From the listing below, pull out the lines that hold "Wiley".
Start of EXTRACTED RECORDS
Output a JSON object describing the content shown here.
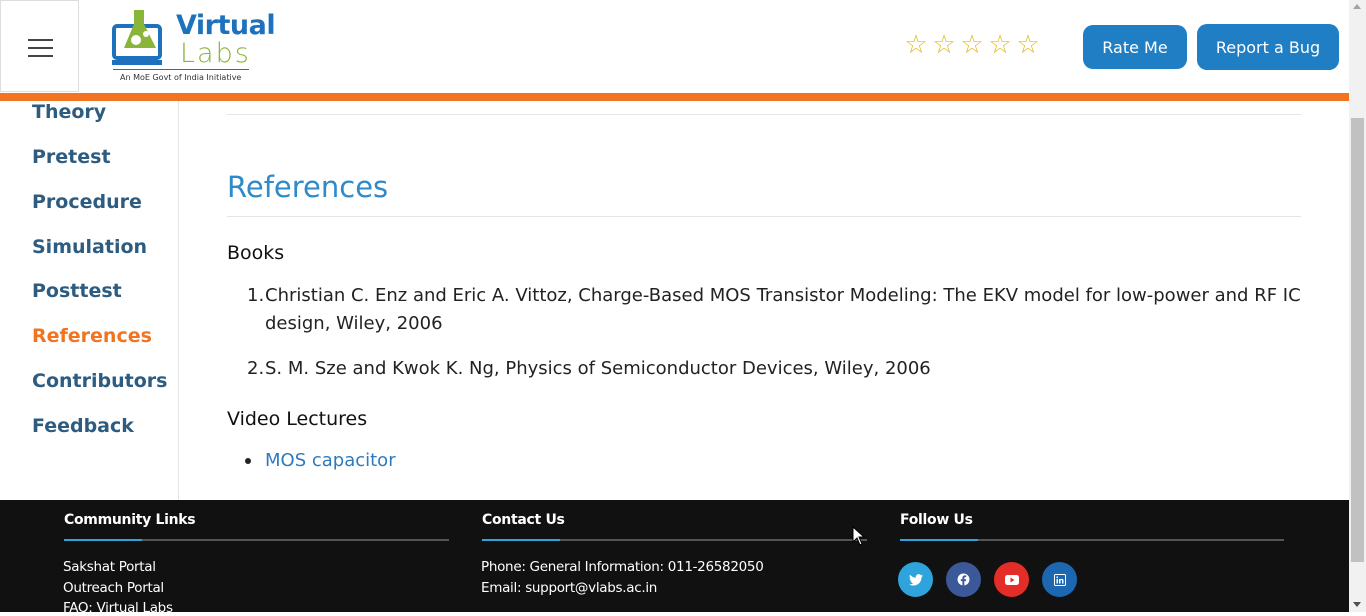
{
  "header": {
    "logo": {
      "line1": "Virtual",
      "line2": "Labs",
      "tagline": "An MoE Govt of India Initiative"
    },
    "rate_label": "Rate Me",
    "bug_label": "Report a Bug",
    "stars": [
      "☆",
      "☆",
      "☆",
      "☆",
      "☆"
    ]
  },
  "sidebar": {
    "items": [
      {
        "label": "Theory"
      },
      {
        "label": "Pretest"
      },
      {
        "label": "Procedure"
      },
      {
        "label": "Simulation"
      },
      {
        "label": "Posttest"
      },
      {
        "label": "References"
      },
      {
        "label": "Contributors"
      },
      {
        "label": "Feedback"
      }
    ],
    "active": "References"
  },
  "main": {
    "heading": "References",
    "books_heading": "Books",
    "books": [
      {
        "num": "1.",
        "text": "Christian C. Enz and Eric A. Vittoz, Charge-Based MOS Transistor Modeling: The EKV model for low-power and RF IC design, Wiley, 2006"
      },
      {
        "num": "2.",
        "text": "S. M. Sze and Kwok K. Ng, Physics of Semiconductor Devices, Wiley, 2006"
      }
    ],
    "video_heading": "Video Lectures",
    "videos": [
      {
        "label": "MOS capacitor"
      }
    ]
  },
  "footer": {
    "community": {
      "title": "Community Links",
      "links": [
        "Sakshat Portal",
        "Outreach Portal",
        "FAQ: Virtual Labs"
      ]
    },
    "contact": {
      "title": "Contact Us",
      "phone": "Phone: General Information: 011-26582050",
      "email": "Email: support@vlabs.ac.in"
    },
    "follow": {
      "title": "Follow Us",
      "icons": [
        "twitter-icon",
        "facebook-icon",
        "youtube-icon",
        "linkedin-icon"
      ]
    }
  },
  "colors": {
    "accent": "#f27421",
    "primary": "#1f7ec4",
    "heading": "#2e8ac9",
    "nav": "#2d5c80",
    "footer": "#111111"
  }
}
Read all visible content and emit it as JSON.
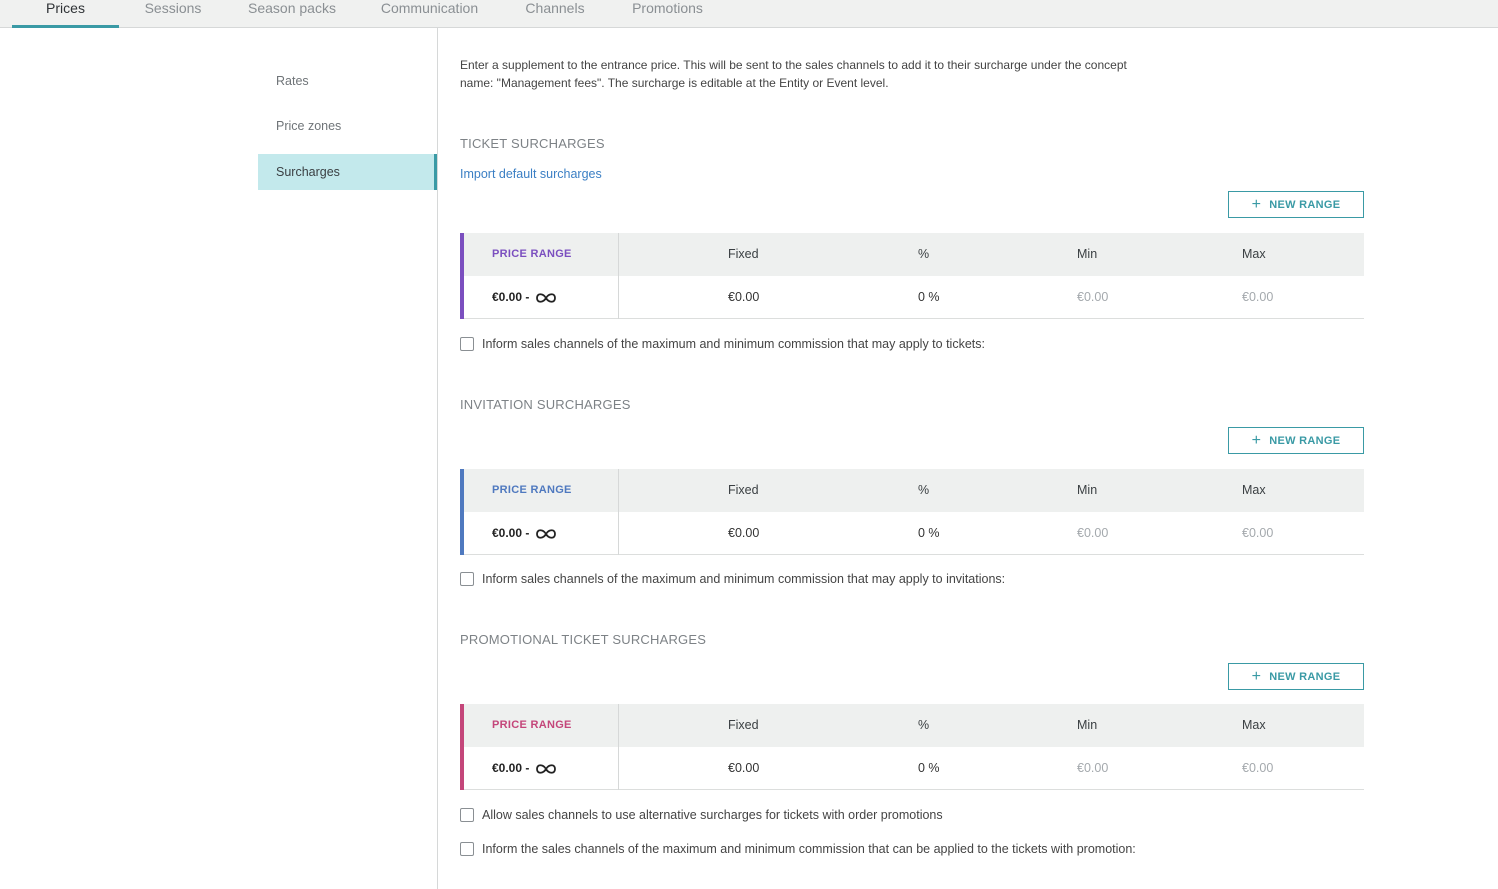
{
  "tabs": [
    {
      "label": "Prices"
    },
    {
      "label": "Sessions"
    },
    {
      "label": "Season packs"
    },
    {
      "label": "Communication"
    },
    {
      "label": "Channels"
    },
    {
      "label": "Promotions"
    }
  ],
  "active_tab": "Prices",
  "sidebar": {
    "items": [
      {
        "label": "Rates"
      },
      {
        "label": "Price zones"
      },
      {
        "label": "Surcharges"
      }
    ],
    "active_item": "Surcharges"
  },
  "intro": "Enter a supplement to the entrance price. This will be sent to the sales channels to add it to their surcharge under the concept name: \"Management fees\". The surcharge is editable at the Entity or Event level.",
  "columns": {
    "price_range": "PRICE RANGE",
    "fixed": "Fixed",
    "percent": "%",
    "min": "Min",
    "max": "Max"
  },
  "new_range_label": "NEW RANGE",
  "sections": {
    "ticket": {
      "title": "TICKET SURCHARGES",
      "import_link": "Import default surcharges",
      "accent_color": "#7b4fbf",
      "row": {
        "range": "€0.00 -",
        "fixed": "€0.00",
        "percent": "0 %",
        "min": "€0.00",
        "max": "€0.00"
      },
      "checkboxes": [
        {
          "label": "Inform sales channels of the maximum and minimum commission that may apply to tickets:",
          "checked": false
        }
      ]
    },
    "invitation": {
      "title": "INVITATION SURCHARGES",
      "accent_color": "#4f79bf",
      "row": {
        "range": "€0.00 -",
        "fixed": "€0.00",
        "percent": "0 %",
        "min": "€0.00",
        "max": "€0.00"
      },
      "checkboxes": [
        {
          "label": "Inform sales channels of the maximum and minimum commission that may apply to invitations:",
          "checked": false
        }
      ]
    },
    "promotional": {
      "title": "PROMOTIONAL TICKET SURCHARGES",
      "accent_color": "#c4467a",
      "row": {
        "range": "€0.00 -",
        "fixed": "€0.00",
        "percent": "0 %",
        "min": "€0.00",
        "max": "€0.00"
      },
      "checkboxes": [
        {
          "label": "Allow sales channels to use alternative surcharges for tickets with order promotions",
          "checked": false
        },
        {
          "label": "Inform the sales channels of the maximum and minimum commission that can be applied to the tickets with promotion:",
          "checked": false
        }
      ]
    }
  },
  "icons": {
    "infinity": "infinity-icon",
    "plus": "plus-icon",
    "checkbox": "checkbox-icon"
  }
}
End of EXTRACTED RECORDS
(RESPONSE TO THIS EXERCISE)
        "text": "Christian C. Enz and Eric A. Vittoz, Charge-Based MOS Transistor Modeling: The EKV model for low-power and RF IC design, Wiley, 2006"
        "text": "S. M. Sze and Kwok K. Ng, Physics of Semiconductor Devices, Wiley, 2006"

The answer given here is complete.